onversational commerce also allows consumers 24/7 access to brands in a way that’s instant, familiar and conversational. Today’s virtual agents continue to improve at re-creating the conversational experience so central to in-person commerce. Well-designed conversational commerce built on machine learning and natural language processing (NLP) can mimic the personal touch of a human sales representative. In an online chat, for example, a virtual agent can learn when to respond to a customer empathetically with an “I understand how you feel” instead of a default “OK!” This deeper engagement elevates the emotional dimension of the e-commerce experience.

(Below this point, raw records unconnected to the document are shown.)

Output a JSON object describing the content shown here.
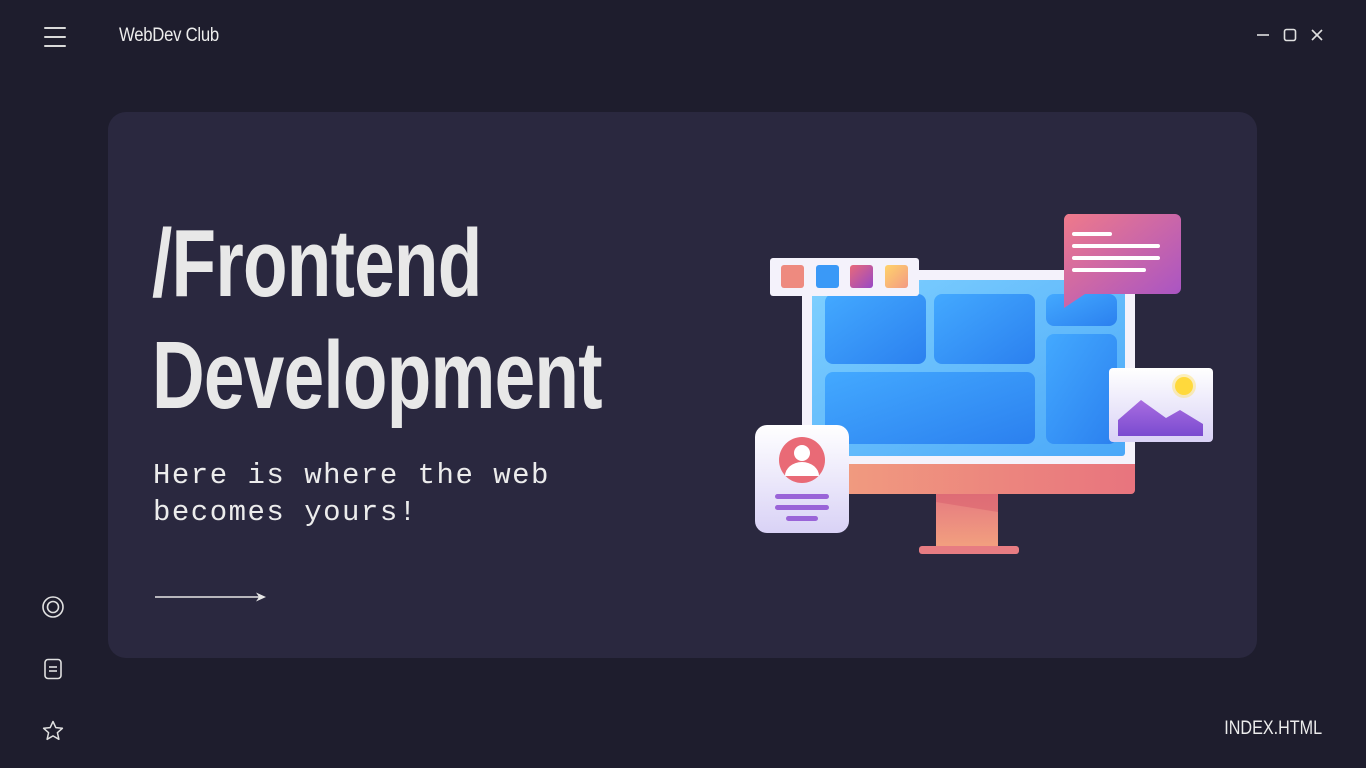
{
  "header": {
    "brand": "WebDev Club",
    "menu_icon": "hamburger-menu-icon",
    "window_controls": [
      "minimize-icon",
      "maximize-icon",
      "close-icon"
    ]
  },
  "hero": {
    "title_line1": "/Frontend",
    "title_line2": "Development",
    "subtitle": "Here is where the web becomes yours!",
    "cta_icon": "long-arrow-right-icon",
    "illustration_icon": "desktop-monitor-illustration"
  },
  "sidebar": {
    "icons": [
      "target-circle-icon",
      "document-icon",
      "star-icon"
    ]
  },
  "footer": {
    "label": "INDEX.HTML"
  },
  "colors": {
    "background": "#1e1d2d",
    "card": "#2a283f",
    "text": "#e8e8e8",
    "screen_blue": "#3d9cf5",
    "monitor_pink": "#e98a8a",
    "bubble_purple": "#b45bc8"
  }
}
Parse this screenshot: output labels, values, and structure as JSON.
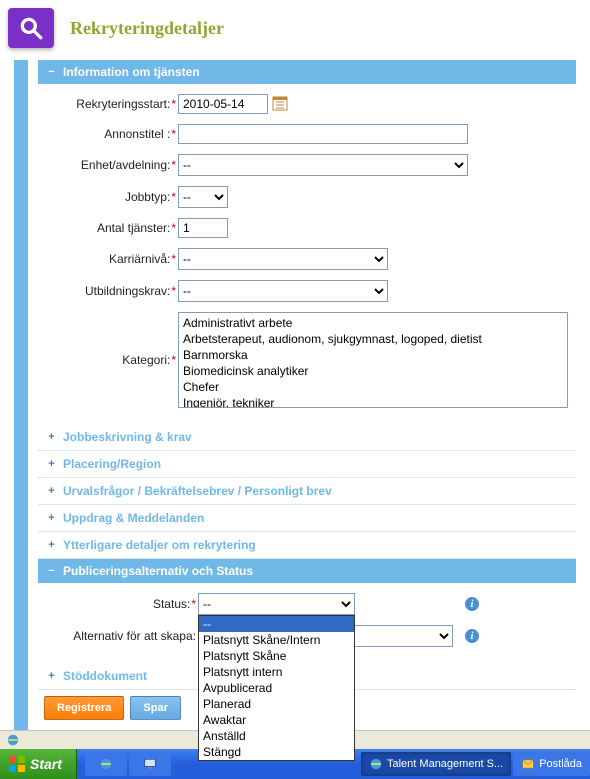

Creating personalized customer experiences with AR
In a typical e-commerce experience, customers cannot pick up a product to look closely from all angles, or to touch the product. Retailers are changing this with AR.

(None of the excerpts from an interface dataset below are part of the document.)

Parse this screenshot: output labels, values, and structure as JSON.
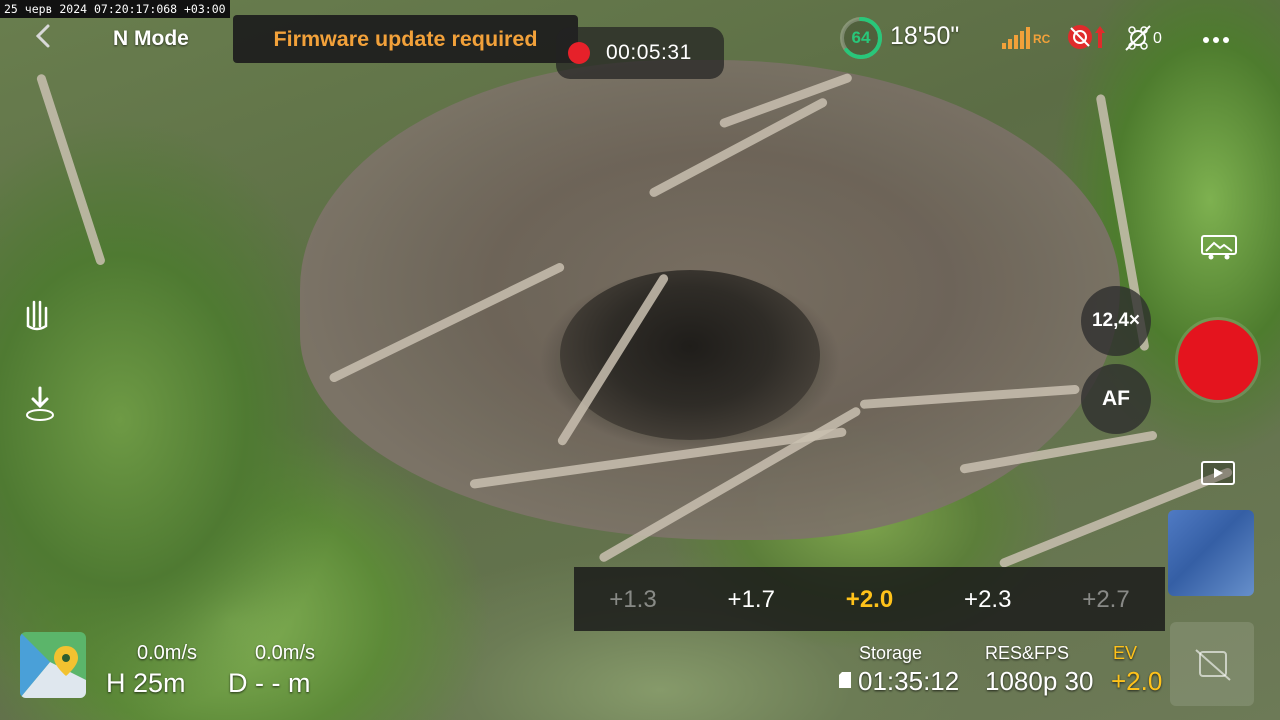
{
  "osd": {
    "timestamp": "25 черв 2024 07:20:17:068 +03:00"
  },
  "topbar": {
    "mode": "N Mode",
    "firmware_banner": "Firmware update required",
    "record_time": "00:05:31",
    "battery_percent": "64",
    "battery_level": 0.64,
    "flight_time_remaining": "18'50\"",
    "signal_label": "RC",
    "obstacle_count": "0"
  },
  "right_controls": {
    "zoom": "12,4×",
    "focus_mode": "AF"
  },
  "ev_scale": {
    "values": [
      "+1.3",
      "+1.7",
      "+2.0",
      "+2.3",
      "+2.7"
    ],
    "selected": "+2.0"
  },
  "telemetry": {
    "horizontal_speed": "0.0m/s",
    "vertical_speed": "0.0m/s",
    "height": "H 25m",
    "distance": "D - - m"
  },
  "camera_status": {
    "storage_label": "Storage",
    "storage_value": "01:35:12",
    "resfps_label": "RES&FPS",
    "resfps_value": "1080p 30",
    "ev_label": "EV",
    "ev_value": "+2.0"
  },
  "colors": {
    "accent": "#f2a13a",
    "record": "#e6212a",
    "ev_selected": "#ffc21a",
    "battery": "#28c77a",
    "warning": "#e02b2b"
  },
  "icons": [
    "back-icon",
    "signal-icon",
    "warning-icon",
    "obstacle-avoidance-icon",
    "more-icon",
    "hand-gesture-icon",
    "landing-icon",
    "gallery-icon",
    "playback-icon",
    "map-pin-icon",
    "mute-icon",
    "storage-icon"
  ]
}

According to neurologist Dr. Dimitris Pinotsis, consumers in the digital space are drawn toward products they can see in 3D versus those they can only see in 2D. AR technology allows users to superimpose content — images, texts, videos — over a real-world environment.

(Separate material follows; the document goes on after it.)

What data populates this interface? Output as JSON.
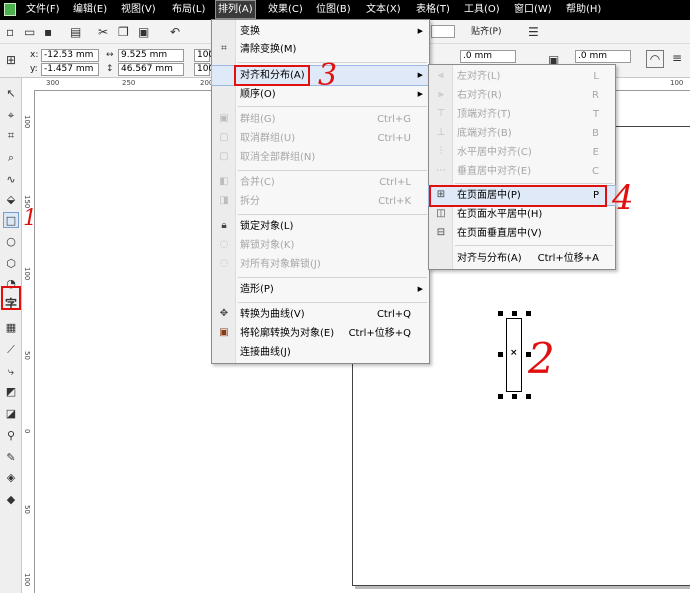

For instance, with try-on jewelry apps, consumers in the market for an engagement ring can choose a picture of a ring on a jewelry retail app. They can then take a picture of their hand and voilà, the ring appears on their finger.
To create a true 3D experience, sophisticated retailers are using next-generation AI-powered neural networks for precise hand tracking that’s been trained on hand models to provide realistic gestures, skin tones and finger sizes.
All sensory roads lead to the metaverse
This same neural network technology is frequently used in the metaverse, where technologies such as AR, VR, blockchain and cryptocurrency form a virtual world. The luxury brand Gucci recently entered the metaverse with the opening of Gucci Town, a permanent space hosted by the online gaming platform Roblox. In this “dynamic destination,” users can express their individuality through virtual clothing, connect with like-minded individuals and play minigames to earn virtual currency.
The next frontier: intelligent taste, touch and smell
Thanks to emerging VR and AR innovation, creating multisensory experiences in the e-commerce and metaverse spaces is no longer a far-off fantasy. Take the virtual cocktail, also known as the “vocktail,” developed by scientists from Japan’s Keio University and the National University of Singapore. This VR beverage simulates various drinks such as lemonade or the mojito via an interactive drinking vessel, using electrodes to stimulate the taste buds, LEDs that alter the color of plain water inside and a micropump that releases fragrances to resemble real-world drinks.
For touch, there’s haptic technology, which has been used as a simulation tool in the fields of medical surgery and airline flight for years. In the fall of 2021, Meta introduced its own haptic glove technology, which uses vibration, motors and other physical experiences to simulate the sense of touch and deliver tactile experiences.
Last but not least, smell, the sense with the strongest link to memory and emotion, has entered the digital world. The Vermont-based start-up OVR (Olfactory Virtual Reality) Technology makes a hardware device that attaches onto a VR headset and fits over the nose. Inside the cartridge are vials of scents ranging from fresh-baked bread to a field of wildflowers, all manufactured in the OVR lab.
Customers develop brand loyalty when they are emotionally attached and remember how they feel when they engage with a product or service. A 2019 report from Gallup suggests that organizations that optimize emotional connections outperform competitors by 26% in terms of gross margin and 85% in terms of sales growth. Focusing on personalized digital content, orchestrated with a strategic sensory approach, can help retailers ensure growth in an age of e-commerce.
The post Appealing to the senses through digital commerce content appeared first on IBM Business Operations Blog.